• _Assignment_:
Extract each line of the data below exactly as written.
START Dataset content
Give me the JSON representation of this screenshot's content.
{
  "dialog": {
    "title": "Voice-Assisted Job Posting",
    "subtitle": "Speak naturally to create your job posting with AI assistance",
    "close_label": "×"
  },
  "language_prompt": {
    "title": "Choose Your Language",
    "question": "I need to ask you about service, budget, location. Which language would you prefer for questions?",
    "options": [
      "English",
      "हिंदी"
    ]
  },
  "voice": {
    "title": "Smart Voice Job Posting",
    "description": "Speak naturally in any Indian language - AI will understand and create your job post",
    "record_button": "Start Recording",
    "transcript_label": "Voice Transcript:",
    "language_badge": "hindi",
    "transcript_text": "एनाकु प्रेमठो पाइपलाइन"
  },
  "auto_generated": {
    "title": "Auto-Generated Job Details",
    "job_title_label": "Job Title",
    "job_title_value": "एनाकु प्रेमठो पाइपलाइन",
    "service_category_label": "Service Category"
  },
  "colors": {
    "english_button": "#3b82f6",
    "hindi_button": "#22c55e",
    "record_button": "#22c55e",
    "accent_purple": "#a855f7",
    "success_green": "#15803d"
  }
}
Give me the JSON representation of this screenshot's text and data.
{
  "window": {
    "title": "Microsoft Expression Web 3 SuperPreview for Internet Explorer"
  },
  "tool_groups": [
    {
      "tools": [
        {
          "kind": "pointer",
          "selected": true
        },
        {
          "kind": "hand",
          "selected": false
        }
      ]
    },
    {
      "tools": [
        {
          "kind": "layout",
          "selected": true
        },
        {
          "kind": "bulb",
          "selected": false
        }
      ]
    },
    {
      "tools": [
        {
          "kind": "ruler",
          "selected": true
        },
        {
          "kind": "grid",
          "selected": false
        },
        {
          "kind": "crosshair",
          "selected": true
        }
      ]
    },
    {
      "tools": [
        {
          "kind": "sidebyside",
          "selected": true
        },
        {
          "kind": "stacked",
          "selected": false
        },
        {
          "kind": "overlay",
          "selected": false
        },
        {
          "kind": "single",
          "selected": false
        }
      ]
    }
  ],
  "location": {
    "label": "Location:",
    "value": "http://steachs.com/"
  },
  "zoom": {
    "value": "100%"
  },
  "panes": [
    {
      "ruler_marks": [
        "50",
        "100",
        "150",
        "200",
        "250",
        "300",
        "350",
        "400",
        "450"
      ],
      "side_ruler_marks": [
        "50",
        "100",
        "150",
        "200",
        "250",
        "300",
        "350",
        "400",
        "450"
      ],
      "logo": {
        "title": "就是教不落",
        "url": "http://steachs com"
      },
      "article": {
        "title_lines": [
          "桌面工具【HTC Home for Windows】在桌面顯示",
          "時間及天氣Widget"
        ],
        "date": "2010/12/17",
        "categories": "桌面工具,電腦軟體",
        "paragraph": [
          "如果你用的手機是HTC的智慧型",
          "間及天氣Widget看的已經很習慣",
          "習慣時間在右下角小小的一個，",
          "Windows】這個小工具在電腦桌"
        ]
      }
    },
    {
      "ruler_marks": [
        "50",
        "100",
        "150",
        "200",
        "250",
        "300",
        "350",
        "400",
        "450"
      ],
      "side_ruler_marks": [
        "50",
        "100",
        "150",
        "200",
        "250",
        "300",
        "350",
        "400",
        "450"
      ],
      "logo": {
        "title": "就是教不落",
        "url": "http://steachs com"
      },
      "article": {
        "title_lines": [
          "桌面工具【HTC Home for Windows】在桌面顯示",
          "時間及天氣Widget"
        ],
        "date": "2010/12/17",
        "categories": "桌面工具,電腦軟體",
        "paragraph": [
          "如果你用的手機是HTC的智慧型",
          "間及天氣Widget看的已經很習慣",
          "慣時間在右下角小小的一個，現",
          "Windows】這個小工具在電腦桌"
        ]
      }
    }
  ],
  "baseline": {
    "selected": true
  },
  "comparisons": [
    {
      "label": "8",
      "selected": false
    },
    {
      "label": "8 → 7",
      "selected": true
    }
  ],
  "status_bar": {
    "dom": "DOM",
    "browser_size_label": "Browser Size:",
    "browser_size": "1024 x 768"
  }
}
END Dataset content
• _Response area_:
Give me the JSON representation of this screenshot's content.
{
  "dialog": {
    "title": "Voice-Assisted Job Posting",
    "subtitle": "Speak naturally to create your job posting with AI assistance",
    "close_label": "×"
  },
  "language_prompt": {
    "title": "Choose Your Language",
    "question": "I need to ask you about service, budget, location. Which language would you prefer for questions?",
    "options": [
      "English",
      "हिंदी"
    ]
  },
  "voice": {
    "title": "Smart Voice Job Posting",
    "description": "Speak naturally in any Indian language - AI will understand and create your job post",
    "record_button": "Start Recording",
    "transcript_label": "Voice Transcript:",
    "language_badge": "hindi",
    "transcript_text": "एनाकु प्रेमठो पाइपलाइन"
  },
  "auto_generated": {
    "title": "Auto-Generated Job Details",
    "job_title_label": "Job Title",
    "job_title_value": "एनाकु प्रेमठो पाइपलाइन",
    "service_category_label": "Service Category"
  },
  "colors": {
    "english_button": "#3b82f6",
    "hindi_button": "#22c55e",
    "record_button": "#22c55e",
    "accent_purple": "#a855f7",
    "success_green": "#15803d"
  }
}
Give me the JSON representation of this screenshot's text and data.
{
  "window": {
    "title": "Microsoft Expression Web 3 SuperPreview for Internet Explorer"
  },
  "tool_groups": [
    {
      "tools": [
        {
          "kind": "pointer",
          "selected": true
        },
        {
          "kind": "hand",
          "selected": false
        }
      ]
    },
    {
      "tools": [
        {
          "kind": "layout",
          "selected": true
        },
        {
          "kind": "bulb",
          "selected": false
        }
      ]
    },
    {
      "tools": [
        {
          "kind": "ruler",
          "selected": true
        },
        {
          "kind": "grid",
          "selected": false
        },
        {
          "kind": "crosshair",
          "selected": true
        }
      ]
    },
    {
      "tools": [
        {
          "kind": "sidebyside",
          "selected": true
        },
        {
          "kind": "stacked",
          "selected": false
        },
        {
          "kind": "overlay",
          "selected": false
        },
        {
          "kind": "single",
          "selected": false
        }
      ]
    }
  ],
  "location": {
    "label": "Location:",
    "value": "http://steachs.com/"
  },
  "zoom": {
    "value": "100%"
  },
  "panes": [
    {
      "ruler_marks": [
        "50",
        "100",
        "150",
        "200",
        "250",
        "300",
        "350",
        "400",
        "450"
      ],
      "side_ruler_marks": [
        "50",
        "100",
        "150",
        "200",
        "250",
        "300",
        "350",
        "400",
        "450"
      ],
      "logo": {
        "title": "就是教不落",
        "url": "http://steachs com"
      },
      "article": {
        "title_lines": [
          "桌面工具【HTC Home for Windows】在桌面顯示",
          "時間及天氣Widget"
        ],
        "date": "2010/12/17",
        "categories": "桌面工具,電腦軟體",
        "paragraph": [
          "如果你用的手機是HTC的智慧型",
          "間及天氣Widget看的已經很習慣",
          "習慣時間在右下角小小的一個，",
          "Windows】這個小工具在電腦桌"
        ]
      }
    },
    {
      "ruler_marks": [
        "50",
        "100",
        "150",
        "200",
        "250",
        "300",
        "350",
        "400",
        "450"
      ],
      "side_ruler_marks": [
        "50",
        "100",
        "150",
        "200",
        "250",
        "300",
        "350",
        "400",
        "450"
      ],
      "logo": {
        "title": "就是教不落",
        "url": "http://steachs com"
      },
      "article": {
        "title_lines": [
          "桌面工具【HTC Home for Windows】在桌面顯示",
          "時間及天氣Widget"
        ],
        "date": "2010/12/17",
        "categories": "桌面工具,電腦軟體",
        "paragraph": [
          "如果你用的手機是HTC的智慧型",
          "間及天氣Widget看的已經很習慣",
          "慣時間在右下角小小的一個，現",
          "Windows】這個小工具在電腦桌"
        ]
      }
    }
  ],
  "baseline": {
    "selected": true
  },
  "comparisons": [
    {
      "label": "8",
      "selected": false
    },
    {
      "label": "8 → 7",
      "selected": true
    }
  ],
  "status_bar": {
    "dom": "DOM",
    "browser_size_label": "Browser Size:",
    "browser_size": "1024 x 768"
  }
}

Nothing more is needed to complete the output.